Most aquaculture operations in the Great Lakes are relatively small with limited resources. Government could fill a value-added role by sharing information on research and development, and by promoting technology transfer. One suggestion was to give governments authority and responsibility to ensure that "best management practices" are employed in all aquaculture operations.
It was suggested that the use of commercial equipment as per the recommendations of manufacturers should be encouraged. In addition, experienced and trained staff are required to carry out operations. In general, aquaculture facilities that are well sited and well managed to minimize environmental effects will be more sustainable in the long-term and will be more economically-viable.
Loss of habitat and the precautionary approach
In general, governments cannot ensure no loss of habitat from new Great Lakes caged aquaculture operations. There will undoubtedly be loss of physical, chemical, and biological habitat. There will be an ecological impact. However, this loss may be temporary if fallowing is practiced. Concern was raised for:
Such questions highlight the need to define what level of impact is acceptable. Before siting an aquaculture operation we must address "carrying capacity" and cumulative effects (e.g., via a wasteload allocation for phosphorus). Adequate monitoring will be a key to addressing loss and degradation of habitat. Industry representatives noted that any industry has environmental impacts, some of which are only temporary. Governments must make sure that any ecological impacts from caged aquaculture operations are temporary and confined. The practice of mandatory fallowing should be given consideration with the issuance of a permit/license.
Based on existing evidence, most governments cannot justify a moratorium on aquaculture operations due solely to the loss of habitat, but caution is warranted with respect to biochemical oxygen demand, total suspended solids, nitrogen, and phosphorus. What is needed is a reasonable and objective approach. Other issues raised which must be addressed within a precautionary approach include:
Monitoring is very important and an essential part of management. All historical data must be compiled and used to help establish a monitoring program. Where governments do not have the resources to monitor all lakes and operations, partnerships can be considered among government, industry, and citizen groups. Concern was raised regarding whether agencies will trust industry or citizen data. There will need to be standardization of monitoring protocols and analytical methods, along with good quality assurance and quality control. Governments must be willing to work with lake associations and industries.
One good example of a partnership is the aquaculture operation located in Manitowaning Bay on Georgian Bay in Ontario. Extensive water quality surveys were performed by industry to ensure the best possible water quality at the farm site.
There is a particular need to document critical habitats, such as fish spawning and nursery habitat, prior to siting. Any partnership for monitoring should address water quality, benthos, phytoplankton, structure and function of the fish community, and habitat requirements. Experience has shown that monitoring programs must be site specific and address both local and lakewide concerns. All data collected must be relevant and useful.

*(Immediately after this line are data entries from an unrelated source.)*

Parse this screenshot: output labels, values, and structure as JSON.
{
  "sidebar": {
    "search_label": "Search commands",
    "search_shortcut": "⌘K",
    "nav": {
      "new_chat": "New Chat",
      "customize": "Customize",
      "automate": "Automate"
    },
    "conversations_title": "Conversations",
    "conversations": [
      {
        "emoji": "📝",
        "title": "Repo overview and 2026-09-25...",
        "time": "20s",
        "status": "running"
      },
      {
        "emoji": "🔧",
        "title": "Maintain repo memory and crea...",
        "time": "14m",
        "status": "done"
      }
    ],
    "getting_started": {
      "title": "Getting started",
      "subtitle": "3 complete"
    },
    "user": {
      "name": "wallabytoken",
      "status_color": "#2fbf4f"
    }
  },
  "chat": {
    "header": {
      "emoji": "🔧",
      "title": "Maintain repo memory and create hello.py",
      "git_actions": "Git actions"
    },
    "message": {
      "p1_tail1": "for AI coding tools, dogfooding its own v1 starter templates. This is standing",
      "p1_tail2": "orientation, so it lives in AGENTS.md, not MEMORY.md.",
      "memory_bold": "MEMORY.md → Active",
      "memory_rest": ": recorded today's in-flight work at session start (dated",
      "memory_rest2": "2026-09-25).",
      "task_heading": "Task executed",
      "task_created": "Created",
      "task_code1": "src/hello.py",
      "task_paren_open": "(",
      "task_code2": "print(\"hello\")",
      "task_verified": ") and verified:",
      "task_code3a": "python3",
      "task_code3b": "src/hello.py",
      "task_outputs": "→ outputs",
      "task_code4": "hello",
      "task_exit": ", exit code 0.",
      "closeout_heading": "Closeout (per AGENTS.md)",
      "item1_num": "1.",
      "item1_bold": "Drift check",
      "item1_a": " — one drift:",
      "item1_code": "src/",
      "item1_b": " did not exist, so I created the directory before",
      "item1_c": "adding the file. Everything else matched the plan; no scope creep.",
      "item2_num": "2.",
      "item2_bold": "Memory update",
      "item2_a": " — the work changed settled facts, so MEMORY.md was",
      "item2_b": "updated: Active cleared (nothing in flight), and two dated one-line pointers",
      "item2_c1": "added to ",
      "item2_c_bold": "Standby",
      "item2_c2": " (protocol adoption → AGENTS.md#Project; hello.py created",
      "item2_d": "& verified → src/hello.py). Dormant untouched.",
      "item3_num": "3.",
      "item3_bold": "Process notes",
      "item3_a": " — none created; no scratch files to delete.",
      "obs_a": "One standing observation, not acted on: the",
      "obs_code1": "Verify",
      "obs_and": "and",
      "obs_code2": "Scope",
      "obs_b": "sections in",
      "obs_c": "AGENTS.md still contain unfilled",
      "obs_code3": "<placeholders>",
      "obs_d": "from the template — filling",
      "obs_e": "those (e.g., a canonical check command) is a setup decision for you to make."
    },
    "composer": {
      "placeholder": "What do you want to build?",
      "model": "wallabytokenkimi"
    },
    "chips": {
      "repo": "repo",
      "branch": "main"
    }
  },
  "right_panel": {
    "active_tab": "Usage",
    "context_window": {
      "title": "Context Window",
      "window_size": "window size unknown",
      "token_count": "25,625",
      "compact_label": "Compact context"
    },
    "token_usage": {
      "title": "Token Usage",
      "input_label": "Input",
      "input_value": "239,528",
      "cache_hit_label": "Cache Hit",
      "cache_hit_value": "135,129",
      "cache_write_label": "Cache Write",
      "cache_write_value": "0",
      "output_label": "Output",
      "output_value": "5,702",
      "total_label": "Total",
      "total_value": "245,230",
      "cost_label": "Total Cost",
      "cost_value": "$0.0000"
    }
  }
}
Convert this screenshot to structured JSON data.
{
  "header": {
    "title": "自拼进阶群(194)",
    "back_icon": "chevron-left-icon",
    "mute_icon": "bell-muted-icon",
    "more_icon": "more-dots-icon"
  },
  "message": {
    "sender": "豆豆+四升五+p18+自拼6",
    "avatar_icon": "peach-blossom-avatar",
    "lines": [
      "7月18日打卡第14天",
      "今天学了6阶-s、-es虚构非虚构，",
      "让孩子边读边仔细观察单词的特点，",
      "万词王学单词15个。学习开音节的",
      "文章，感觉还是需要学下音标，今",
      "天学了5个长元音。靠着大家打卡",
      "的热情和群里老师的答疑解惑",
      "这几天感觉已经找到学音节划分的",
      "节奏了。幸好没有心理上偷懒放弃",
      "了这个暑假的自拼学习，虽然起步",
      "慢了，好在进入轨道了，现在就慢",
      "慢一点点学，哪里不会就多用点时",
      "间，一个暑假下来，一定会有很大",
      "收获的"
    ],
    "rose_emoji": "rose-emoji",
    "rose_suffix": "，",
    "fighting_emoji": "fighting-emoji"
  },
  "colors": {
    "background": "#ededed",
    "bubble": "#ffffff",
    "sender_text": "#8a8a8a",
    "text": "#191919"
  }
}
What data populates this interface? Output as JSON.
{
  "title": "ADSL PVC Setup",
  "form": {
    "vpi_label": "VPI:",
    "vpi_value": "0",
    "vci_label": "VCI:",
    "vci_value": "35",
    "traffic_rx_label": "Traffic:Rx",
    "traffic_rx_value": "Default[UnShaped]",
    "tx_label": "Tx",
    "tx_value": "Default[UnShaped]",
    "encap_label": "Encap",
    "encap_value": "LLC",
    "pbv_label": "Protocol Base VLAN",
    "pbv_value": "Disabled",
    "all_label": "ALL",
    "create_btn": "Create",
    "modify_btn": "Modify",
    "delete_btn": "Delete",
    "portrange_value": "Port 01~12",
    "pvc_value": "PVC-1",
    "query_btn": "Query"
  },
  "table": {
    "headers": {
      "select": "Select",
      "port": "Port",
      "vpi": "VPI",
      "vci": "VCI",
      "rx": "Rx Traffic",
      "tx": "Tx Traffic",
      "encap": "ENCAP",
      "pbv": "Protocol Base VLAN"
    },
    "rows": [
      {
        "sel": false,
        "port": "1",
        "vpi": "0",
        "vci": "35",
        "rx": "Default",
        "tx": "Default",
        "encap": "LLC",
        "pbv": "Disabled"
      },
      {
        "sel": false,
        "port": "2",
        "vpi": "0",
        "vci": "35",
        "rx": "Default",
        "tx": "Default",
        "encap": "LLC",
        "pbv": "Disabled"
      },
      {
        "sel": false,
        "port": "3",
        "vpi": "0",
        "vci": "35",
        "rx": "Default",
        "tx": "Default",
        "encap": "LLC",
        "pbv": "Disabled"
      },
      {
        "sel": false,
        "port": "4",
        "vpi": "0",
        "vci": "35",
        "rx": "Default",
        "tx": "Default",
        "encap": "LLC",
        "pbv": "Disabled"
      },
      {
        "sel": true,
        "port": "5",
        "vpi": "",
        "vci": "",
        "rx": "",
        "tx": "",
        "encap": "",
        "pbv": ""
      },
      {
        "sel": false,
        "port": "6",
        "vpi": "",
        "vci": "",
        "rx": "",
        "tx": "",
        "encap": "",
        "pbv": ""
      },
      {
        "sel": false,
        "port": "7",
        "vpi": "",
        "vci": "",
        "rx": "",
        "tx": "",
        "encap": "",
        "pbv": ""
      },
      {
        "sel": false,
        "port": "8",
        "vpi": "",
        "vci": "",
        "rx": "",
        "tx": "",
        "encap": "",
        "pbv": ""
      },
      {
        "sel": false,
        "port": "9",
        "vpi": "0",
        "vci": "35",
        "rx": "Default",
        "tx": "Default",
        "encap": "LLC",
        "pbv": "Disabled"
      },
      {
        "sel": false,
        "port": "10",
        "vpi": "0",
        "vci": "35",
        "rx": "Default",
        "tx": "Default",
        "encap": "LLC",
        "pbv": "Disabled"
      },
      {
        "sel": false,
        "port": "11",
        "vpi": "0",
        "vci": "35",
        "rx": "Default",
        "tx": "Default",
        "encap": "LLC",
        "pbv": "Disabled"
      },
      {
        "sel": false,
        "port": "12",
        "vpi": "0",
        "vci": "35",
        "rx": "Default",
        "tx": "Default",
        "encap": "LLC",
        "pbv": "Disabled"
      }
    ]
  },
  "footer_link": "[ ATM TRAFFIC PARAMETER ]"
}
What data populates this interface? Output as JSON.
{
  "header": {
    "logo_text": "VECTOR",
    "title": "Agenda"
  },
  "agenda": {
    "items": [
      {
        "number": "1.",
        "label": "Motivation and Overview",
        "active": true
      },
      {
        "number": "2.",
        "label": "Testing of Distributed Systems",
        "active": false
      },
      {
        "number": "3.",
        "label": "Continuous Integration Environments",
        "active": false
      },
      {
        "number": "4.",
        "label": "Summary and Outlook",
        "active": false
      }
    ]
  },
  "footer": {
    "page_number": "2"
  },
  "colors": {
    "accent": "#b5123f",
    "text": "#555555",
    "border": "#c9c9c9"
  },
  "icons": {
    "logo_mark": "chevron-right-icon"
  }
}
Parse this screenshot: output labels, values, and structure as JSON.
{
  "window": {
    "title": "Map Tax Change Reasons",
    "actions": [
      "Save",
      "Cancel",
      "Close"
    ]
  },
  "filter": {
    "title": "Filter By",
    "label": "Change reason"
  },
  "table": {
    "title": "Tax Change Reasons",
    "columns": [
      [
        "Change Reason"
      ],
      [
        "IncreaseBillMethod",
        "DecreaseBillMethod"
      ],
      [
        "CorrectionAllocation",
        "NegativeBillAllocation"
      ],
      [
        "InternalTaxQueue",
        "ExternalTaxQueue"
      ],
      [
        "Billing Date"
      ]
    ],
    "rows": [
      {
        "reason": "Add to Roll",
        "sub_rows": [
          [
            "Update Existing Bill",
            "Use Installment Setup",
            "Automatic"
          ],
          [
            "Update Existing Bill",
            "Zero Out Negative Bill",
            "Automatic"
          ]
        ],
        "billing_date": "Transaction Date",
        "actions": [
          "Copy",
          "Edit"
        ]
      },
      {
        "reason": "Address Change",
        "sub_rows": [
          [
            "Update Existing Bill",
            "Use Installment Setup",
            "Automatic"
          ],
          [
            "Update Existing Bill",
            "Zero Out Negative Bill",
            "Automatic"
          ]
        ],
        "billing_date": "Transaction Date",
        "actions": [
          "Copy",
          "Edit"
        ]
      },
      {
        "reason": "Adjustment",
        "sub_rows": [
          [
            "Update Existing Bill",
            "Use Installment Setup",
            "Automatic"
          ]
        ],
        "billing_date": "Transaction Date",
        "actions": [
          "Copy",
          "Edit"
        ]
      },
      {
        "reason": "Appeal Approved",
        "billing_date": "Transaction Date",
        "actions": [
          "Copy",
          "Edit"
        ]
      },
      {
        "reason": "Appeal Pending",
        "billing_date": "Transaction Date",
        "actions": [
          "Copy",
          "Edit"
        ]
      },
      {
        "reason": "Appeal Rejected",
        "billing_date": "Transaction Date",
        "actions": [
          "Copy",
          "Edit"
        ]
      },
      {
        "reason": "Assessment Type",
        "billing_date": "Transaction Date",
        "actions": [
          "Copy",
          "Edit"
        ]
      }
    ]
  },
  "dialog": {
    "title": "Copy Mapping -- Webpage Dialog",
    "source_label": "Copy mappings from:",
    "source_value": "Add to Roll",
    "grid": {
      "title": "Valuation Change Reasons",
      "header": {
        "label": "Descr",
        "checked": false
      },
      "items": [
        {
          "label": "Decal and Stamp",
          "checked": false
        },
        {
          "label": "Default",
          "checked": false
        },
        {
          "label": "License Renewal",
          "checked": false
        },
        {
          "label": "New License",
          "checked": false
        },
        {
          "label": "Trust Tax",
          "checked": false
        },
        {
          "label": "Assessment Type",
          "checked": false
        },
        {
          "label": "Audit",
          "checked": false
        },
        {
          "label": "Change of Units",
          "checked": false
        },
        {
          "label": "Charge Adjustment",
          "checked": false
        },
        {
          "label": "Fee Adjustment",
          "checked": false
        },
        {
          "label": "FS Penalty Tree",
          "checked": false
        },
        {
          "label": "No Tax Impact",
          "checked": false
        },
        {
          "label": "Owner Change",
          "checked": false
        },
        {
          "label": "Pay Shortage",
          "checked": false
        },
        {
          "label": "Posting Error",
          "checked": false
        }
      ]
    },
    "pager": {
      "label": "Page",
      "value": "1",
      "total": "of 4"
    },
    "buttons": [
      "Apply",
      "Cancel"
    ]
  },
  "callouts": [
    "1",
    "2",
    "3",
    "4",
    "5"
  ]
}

A sound scientific knowledge base is essential to address issues related to Great Lakes aquaculture. We will probably never have a complete knowledge base and there will always be research needs. In 1994, the United States aquaculture industry received an estimated $60 million (U.S.) in financial assistance from the federal government, most of which was for research (Goldburg and Triplett 1997). Presented below are some research needs that participants felt should be addressed to help make decisions about siting aquaculture operations and proper management: